→ **What this task involves**
If a line in the entries below includes "delta", pick it out and copy it.

[Data excerpts]
*****

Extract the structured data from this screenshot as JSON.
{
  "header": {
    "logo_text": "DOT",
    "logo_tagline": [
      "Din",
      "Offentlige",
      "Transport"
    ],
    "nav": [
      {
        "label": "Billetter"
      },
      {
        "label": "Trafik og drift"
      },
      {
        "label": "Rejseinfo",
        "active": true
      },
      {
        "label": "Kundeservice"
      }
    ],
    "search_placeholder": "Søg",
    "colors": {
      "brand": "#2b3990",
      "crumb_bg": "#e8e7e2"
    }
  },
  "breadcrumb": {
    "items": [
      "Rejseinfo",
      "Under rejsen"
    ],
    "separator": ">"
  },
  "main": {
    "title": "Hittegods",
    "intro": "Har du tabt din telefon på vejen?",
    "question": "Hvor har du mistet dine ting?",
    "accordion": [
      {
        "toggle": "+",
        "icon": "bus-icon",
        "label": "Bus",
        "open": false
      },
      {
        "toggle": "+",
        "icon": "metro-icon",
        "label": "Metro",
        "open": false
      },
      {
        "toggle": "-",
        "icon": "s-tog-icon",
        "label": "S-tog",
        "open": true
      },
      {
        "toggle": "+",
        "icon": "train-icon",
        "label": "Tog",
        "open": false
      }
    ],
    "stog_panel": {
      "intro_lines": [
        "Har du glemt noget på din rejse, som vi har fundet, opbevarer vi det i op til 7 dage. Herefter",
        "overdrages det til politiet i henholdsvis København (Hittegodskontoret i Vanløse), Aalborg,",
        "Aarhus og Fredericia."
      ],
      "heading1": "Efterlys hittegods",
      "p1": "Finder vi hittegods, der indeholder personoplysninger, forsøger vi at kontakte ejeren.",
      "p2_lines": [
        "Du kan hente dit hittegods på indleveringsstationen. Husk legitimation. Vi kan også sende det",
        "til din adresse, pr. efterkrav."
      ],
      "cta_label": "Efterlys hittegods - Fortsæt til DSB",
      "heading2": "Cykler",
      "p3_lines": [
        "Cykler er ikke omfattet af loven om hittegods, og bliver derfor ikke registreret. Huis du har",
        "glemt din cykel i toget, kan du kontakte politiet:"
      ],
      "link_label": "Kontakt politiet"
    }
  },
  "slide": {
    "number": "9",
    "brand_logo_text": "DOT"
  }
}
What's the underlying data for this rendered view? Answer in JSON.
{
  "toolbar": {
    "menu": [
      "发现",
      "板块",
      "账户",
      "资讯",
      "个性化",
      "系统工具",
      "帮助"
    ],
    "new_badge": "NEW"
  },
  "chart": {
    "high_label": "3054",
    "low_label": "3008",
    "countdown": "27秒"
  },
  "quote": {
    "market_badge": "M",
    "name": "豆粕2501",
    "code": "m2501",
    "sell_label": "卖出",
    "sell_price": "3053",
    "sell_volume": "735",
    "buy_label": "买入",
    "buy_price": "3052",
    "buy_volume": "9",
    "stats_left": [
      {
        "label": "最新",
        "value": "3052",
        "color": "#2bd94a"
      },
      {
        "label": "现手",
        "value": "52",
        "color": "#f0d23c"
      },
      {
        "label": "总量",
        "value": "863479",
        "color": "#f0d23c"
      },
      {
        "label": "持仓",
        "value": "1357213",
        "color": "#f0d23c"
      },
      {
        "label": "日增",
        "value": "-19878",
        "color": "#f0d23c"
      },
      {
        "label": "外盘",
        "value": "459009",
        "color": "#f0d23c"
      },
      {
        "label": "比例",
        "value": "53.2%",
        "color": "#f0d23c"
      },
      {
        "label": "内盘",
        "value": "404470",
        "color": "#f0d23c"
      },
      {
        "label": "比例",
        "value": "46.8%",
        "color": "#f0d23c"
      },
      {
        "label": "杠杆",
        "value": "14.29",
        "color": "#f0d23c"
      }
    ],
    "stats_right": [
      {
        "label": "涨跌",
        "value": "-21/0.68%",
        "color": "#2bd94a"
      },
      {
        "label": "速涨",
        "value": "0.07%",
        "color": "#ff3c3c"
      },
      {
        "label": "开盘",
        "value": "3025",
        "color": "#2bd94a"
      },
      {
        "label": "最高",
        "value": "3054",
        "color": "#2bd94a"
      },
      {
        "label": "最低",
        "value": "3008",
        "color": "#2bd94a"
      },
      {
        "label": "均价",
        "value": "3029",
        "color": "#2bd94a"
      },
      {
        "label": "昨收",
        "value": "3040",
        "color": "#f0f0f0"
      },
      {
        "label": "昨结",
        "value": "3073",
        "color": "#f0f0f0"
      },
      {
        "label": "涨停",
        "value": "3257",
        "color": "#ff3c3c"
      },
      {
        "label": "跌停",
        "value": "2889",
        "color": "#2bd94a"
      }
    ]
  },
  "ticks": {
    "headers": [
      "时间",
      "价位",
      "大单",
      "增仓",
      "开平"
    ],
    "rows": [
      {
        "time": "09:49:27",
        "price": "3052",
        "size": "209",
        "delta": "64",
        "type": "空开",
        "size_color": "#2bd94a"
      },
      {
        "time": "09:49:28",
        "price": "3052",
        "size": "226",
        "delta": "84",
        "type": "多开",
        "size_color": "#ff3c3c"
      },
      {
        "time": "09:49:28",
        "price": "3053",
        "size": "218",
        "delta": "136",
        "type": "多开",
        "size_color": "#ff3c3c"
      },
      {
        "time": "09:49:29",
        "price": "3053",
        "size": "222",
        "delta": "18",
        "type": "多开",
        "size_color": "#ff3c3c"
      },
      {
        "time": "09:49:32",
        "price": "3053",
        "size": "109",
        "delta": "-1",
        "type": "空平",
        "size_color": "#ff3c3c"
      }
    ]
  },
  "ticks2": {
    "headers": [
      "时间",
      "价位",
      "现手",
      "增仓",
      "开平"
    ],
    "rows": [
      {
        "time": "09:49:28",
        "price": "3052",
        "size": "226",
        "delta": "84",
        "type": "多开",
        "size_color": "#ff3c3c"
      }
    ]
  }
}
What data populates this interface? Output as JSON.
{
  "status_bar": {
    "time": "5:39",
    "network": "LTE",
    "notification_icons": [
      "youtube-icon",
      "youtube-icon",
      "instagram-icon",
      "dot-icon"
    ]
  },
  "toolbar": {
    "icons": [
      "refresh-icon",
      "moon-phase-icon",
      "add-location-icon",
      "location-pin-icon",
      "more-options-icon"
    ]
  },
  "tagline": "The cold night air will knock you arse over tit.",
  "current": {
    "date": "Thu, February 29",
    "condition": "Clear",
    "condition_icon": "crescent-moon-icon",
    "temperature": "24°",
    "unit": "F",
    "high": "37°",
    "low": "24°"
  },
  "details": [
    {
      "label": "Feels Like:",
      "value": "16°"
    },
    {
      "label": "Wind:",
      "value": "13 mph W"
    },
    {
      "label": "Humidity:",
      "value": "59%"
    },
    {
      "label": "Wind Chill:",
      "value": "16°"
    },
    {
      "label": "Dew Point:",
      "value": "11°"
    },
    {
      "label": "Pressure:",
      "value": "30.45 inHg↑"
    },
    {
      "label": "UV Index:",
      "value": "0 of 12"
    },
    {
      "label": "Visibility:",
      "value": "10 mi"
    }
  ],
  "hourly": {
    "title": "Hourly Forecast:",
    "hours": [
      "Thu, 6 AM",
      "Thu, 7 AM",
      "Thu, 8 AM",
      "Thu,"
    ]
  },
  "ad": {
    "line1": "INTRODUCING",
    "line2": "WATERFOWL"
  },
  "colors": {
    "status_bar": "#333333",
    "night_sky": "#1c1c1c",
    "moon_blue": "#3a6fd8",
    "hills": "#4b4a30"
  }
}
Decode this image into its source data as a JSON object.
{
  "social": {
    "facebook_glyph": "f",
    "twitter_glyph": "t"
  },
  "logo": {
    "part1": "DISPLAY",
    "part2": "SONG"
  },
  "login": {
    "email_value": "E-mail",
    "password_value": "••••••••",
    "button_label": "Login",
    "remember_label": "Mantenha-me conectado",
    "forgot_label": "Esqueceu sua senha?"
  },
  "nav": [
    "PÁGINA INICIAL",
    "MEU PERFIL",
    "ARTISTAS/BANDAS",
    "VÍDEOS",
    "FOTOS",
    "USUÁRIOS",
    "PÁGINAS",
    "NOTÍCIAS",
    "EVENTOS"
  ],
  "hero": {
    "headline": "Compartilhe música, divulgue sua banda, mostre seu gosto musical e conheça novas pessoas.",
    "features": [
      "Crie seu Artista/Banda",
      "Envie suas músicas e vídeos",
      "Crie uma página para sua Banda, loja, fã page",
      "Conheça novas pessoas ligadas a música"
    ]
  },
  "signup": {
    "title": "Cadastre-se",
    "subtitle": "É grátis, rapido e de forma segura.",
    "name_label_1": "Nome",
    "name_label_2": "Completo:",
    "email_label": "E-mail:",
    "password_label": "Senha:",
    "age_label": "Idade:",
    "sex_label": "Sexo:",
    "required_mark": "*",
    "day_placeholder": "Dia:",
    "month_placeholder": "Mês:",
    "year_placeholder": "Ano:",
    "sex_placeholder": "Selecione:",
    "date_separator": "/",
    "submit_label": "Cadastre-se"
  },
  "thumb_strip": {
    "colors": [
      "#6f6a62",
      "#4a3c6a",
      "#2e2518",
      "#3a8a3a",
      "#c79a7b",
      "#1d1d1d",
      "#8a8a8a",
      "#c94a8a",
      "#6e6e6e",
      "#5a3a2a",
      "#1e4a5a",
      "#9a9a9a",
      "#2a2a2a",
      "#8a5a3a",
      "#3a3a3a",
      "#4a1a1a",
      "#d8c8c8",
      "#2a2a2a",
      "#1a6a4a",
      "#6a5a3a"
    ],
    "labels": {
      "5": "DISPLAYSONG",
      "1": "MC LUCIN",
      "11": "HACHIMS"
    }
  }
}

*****

→ **Solution to this task**
        "delta": "64",
        "delta": "84",
        "delta": "136",
        "delta": "18",
        "delta": "-1",
        "delta": "84",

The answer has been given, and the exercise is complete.